Nickens makes a lot of noise on the court. He is the ECC's leading scorer with a 21.1 average, shooting 56 percent from the floor and 76 percent from the line. He is averaging five rebounds per game and is second on the team in steals.
Unlike most players, Nickens is more effective away from home. Nickens has played so well at Philadelphia's Palestra, the home of several ECC teams, that he was named to the gymnasium's all-opponent team last year.
"I don't know why I play well there; it's like a home away from home," said Nickens, who had 27 points, eight rebounds and seven steals in AU's recent 87-69 victory over La Salle at the Palestra. "I heard it was a tough place to play. I just like the place. I just like to play."
An all-Met at Mackin High School, Nickens passed over AU in favor of Texas Christian University. But after what he calls a bad experience, he transferred to AU. Sitting out the next year was hard; Nickens acted as an informal cheerleader as American finished at 14-13.
Nickens has scored double figures in 34 straight games. In games this season, he has scored 31, 29 and 27 points. Against Rider, he made 15 of 17 field goal attempts, most from long range, in his best-shooting game at AU.

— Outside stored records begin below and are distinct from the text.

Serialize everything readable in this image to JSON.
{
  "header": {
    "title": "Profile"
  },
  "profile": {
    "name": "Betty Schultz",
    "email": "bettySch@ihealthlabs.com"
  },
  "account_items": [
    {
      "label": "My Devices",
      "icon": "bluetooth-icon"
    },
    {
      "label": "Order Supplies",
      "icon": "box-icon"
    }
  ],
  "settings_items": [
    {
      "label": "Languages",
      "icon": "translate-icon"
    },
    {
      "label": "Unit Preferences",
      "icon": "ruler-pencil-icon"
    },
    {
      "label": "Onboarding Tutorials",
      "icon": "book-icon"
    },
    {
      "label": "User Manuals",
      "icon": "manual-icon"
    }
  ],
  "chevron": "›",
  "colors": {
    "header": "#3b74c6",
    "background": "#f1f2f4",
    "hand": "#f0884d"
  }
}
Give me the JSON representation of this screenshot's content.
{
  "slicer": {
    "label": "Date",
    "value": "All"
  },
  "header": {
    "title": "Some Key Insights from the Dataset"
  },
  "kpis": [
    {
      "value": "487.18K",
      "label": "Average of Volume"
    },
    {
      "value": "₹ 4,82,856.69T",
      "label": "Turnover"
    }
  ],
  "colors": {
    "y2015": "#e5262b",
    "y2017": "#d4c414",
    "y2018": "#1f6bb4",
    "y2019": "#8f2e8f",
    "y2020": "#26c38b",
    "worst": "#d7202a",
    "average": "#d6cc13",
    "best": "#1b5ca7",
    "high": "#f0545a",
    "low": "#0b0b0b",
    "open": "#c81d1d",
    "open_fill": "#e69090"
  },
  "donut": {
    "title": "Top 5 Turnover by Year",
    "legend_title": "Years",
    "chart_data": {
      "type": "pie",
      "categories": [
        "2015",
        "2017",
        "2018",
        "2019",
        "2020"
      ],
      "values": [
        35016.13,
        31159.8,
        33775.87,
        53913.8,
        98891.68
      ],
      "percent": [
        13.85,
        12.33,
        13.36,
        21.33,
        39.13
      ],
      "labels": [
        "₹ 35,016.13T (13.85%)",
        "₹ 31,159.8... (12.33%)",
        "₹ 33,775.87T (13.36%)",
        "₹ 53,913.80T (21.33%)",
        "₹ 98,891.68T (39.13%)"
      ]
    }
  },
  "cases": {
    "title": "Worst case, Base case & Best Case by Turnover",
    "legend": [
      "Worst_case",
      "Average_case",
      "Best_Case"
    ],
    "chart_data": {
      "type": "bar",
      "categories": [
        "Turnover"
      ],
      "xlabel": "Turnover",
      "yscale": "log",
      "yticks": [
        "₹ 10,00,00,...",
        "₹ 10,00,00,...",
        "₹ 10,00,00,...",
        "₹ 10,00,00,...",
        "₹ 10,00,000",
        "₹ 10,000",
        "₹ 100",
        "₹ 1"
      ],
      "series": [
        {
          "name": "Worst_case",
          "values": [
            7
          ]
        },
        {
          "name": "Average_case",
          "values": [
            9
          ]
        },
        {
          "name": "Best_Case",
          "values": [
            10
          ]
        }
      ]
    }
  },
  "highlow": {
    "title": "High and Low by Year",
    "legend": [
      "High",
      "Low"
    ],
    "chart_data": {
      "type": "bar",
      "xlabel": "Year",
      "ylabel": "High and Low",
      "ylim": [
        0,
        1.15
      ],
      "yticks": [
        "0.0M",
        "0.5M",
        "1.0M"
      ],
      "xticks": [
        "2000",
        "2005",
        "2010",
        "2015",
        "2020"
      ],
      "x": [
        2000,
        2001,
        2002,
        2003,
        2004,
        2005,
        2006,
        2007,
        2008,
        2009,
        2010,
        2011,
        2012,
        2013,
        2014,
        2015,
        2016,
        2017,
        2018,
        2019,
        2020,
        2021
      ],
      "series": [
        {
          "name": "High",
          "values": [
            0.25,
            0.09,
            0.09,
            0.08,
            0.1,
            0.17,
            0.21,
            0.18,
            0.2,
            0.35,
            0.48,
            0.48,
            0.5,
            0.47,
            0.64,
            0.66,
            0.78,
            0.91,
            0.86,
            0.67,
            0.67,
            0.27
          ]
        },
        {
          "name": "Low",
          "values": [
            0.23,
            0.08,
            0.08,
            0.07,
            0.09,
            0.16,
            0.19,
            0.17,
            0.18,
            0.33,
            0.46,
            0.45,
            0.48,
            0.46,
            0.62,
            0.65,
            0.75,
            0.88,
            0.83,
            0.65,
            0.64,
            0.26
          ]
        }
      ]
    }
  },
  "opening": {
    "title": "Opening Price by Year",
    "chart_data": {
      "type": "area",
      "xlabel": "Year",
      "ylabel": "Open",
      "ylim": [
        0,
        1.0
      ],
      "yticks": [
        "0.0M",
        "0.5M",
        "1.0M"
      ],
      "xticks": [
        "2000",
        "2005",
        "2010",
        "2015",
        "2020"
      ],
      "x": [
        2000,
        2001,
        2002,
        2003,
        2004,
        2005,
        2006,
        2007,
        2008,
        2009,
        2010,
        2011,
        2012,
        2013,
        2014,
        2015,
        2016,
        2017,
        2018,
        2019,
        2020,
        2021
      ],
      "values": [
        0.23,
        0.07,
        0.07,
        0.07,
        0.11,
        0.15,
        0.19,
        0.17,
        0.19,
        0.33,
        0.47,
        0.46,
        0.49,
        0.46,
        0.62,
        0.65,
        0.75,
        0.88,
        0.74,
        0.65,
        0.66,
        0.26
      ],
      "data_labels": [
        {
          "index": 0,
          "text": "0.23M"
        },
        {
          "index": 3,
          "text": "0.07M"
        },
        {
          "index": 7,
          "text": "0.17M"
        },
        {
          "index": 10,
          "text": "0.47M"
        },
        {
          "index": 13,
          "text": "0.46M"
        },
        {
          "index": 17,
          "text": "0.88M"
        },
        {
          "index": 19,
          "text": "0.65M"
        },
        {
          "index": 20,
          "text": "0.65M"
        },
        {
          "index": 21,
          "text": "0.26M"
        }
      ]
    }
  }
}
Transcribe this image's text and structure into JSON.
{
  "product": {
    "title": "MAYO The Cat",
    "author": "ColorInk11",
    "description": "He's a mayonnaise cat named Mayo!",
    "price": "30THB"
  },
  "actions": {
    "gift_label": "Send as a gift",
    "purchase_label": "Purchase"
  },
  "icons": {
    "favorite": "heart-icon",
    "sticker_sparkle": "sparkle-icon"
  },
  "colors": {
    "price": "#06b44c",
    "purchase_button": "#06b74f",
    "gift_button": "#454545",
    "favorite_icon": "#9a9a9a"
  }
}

"The big reason we've won is because Nick proved he can play," said Gordon Austin, AU's point guard who should break all the school's assist records. "He's a great athlete and has that temperament to make us play better. He gets the team going when we need to."
Nickens probably has the largest rooting section on the East Coast. One of 11 children, he often plays before 35 to 50 relatives at Fort Myer. But shortly before the season started, Nickens' grandfather and father died. Although despondent, Nickens played the day after his father's death.
"It was a tough week for me," Nickens said. "I decided to play to get my mind off it and get my family's mind off it. I wanted everyone to think about something pleasant."
With the team's record at 9-5, things are pleasant around campus these days. The losses were to Wake Forest, Tennessee (59-58, on a 40-foot shot at the buzzer), Georgetown (75-63), Wyoming (71-63) and Drexel (81-75).
"We lost to some very good teams," Williams said. "Our December schedule showed us we can play with anyone. Even though we've lost more games than we did at this point last year, we feel we have a better team. The 11-day layoff and a mental letdown hurt us in our loss to Drexel. It taught us a lesson. We can't relax against anyone."
Nickens agreed. "We have a good group and we feel we can have another good season. We lost some games we know we should have won. You can't be just satisfied with playing well if you don't win the games.
"People are telling us, don't worry about the losses because we'll all underclassmen and will be together next year," said Nickens, a criminal justice major. "That's a nice luxury if you're a coach, knowing everyone is coming back next year. But we're aren't banking on next year. We want to win now. I think we will."
Especially when Nickens is taking the pressure shots.